Besides real lack of motivation, there are also some odd, unexplained choices in the film. Why is a flashback to a young, high school age Stephanie being played by Kendrick but another flashback to a teenage Emily is played by a different, younger actress? This small choice feels jarring and only serve to take viewers out of any tension in the plot.

The real winner in this film is Lively, who initially plays Emily like a quientessential grown-up cool girl straight out of Gossip Girl, but then really seems to have a great time going dark. Her performance has slight shades of Nicole Kidman in To Die For. Maybe a role like that where she can go dark and cheeky, without the slapstick moments, would really be a perfect fit for Lively.

The unfortunate loser of the film is Henry Golding.
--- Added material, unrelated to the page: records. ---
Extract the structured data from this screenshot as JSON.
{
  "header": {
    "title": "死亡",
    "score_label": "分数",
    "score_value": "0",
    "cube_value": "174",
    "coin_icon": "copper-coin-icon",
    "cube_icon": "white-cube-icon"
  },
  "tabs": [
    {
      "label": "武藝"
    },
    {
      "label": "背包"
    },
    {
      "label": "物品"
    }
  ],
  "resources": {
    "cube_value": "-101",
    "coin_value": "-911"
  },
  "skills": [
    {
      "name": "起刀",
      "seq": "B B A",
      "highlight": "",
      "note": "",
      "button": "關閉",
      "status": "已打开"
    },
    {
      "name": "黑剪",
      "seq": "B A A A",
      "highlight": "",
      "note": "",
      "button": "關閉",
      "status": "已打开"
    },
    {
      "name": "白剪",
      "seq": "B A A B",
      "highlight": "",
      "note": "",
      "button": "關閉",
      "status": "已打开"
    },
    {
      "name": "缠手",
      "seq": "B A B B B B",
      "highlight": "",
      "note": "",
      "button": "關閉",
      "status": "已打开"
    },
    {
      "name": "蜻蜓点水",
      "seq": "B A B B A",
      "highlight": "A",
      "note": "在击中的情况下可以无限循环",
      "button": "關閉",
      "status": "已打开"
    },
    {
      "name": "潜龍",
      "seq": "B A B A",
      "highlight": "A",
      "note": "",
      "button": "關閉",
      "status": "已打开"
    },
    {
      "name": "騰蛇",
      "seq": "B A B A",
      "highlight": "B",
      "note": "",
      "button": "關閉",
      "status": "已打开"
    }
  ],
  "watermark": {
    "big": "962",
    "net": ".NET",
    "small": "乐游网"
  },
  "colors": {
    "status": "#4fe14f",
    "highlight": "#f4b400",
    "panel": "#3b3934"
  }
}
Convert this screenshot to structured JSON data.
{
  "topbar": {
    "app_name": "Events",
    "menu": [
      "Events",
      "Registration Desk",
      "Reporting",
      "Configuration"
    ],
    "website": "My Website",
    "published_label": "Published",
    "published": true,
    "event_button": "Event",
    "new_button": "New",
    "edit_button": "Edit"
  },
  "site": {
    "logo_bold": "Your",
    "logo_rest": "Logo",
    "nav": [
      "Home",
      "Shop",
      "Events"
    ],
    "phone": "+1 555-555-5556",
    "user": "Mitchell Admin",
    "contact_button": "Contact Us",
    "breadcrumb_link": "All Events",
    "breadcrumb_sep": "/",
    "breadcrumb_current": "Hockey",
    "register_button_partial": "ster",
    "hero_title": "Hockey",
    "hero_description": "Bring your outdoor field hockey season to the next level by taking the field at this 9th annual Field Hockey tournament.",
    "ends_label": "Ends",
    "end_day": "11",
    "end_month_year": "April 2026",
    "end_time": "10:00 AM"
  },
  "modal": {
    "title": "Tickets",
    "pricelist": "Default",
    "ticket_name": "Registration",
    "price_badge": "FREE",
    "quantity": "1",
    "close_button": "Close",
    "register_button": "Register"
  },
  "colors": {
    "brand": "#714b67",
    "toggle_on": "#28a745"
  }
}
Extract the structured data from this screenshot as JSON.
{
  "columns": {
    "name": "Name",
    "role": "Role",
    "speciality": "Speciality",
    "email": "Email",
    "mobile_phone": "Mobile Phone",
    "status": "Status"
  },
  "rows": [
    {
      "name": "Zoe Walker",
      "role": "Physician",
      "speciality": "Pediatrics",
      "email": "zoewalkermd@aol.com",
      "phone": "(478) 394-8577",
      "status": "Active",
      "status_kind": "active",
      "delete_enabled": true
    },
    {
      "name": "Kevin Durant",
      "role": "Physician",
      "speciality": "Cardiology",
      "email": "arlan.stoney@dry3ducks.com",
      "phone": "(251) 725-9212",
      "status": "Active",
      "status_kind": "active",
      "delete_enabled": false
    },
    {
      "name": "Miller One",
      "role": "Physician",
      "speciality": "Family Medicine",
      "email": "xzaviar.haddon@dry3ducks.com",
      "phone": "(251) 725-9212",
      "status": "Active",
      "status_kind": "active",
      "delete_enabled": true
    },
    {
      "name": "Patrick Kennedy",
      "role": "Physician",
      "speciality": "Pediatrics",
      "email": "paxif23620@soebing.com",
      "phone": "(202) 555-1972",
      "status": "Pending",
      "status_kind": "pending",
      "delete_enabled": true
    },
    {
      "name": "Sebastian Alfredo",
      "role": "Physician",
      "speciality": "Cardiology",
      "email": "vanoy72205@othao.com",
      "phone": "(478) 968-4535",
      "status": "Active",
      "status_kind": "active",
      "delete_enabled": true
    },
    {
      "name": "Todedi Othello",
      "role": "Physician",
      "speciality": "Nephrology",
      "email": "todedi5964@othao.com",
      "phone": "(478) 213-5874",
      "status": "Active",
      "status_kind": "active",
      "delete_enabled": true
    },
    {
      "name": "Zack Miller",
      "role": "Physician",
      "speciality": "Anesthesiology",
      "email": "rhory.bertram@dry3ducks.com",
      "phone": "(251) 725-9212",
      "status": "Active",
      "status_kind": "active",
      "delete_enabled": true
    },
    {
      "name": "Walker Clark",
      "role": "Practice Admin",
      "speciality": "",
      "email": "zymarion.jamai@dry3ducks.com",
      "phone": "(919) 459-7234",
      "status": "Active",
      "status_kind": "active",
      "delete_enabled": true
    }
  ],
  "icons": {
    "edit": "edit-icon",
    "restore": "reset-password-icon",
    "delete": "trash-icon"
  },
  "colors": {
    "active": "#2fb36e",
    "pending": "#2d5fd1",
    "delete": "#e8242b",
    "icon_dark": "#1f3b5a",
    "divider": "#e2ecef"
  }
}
Hot off his star turn in Crazy Rich Asians, and he just seems to fall flat in this film. Yes, he’s stunning to look at and he does ooze charm but that’s about it. Is his character Sean a bit of a pawn in the film, yes, but he felt pretty one-note the whole movie.

It’s hard to know what should be taken seriously in this film when there’s always as a one-off joke to laugh at. If audiences are looking for an easy, slightly dark comedy, A Simple Favor fills that need, but not anything more meaty than that.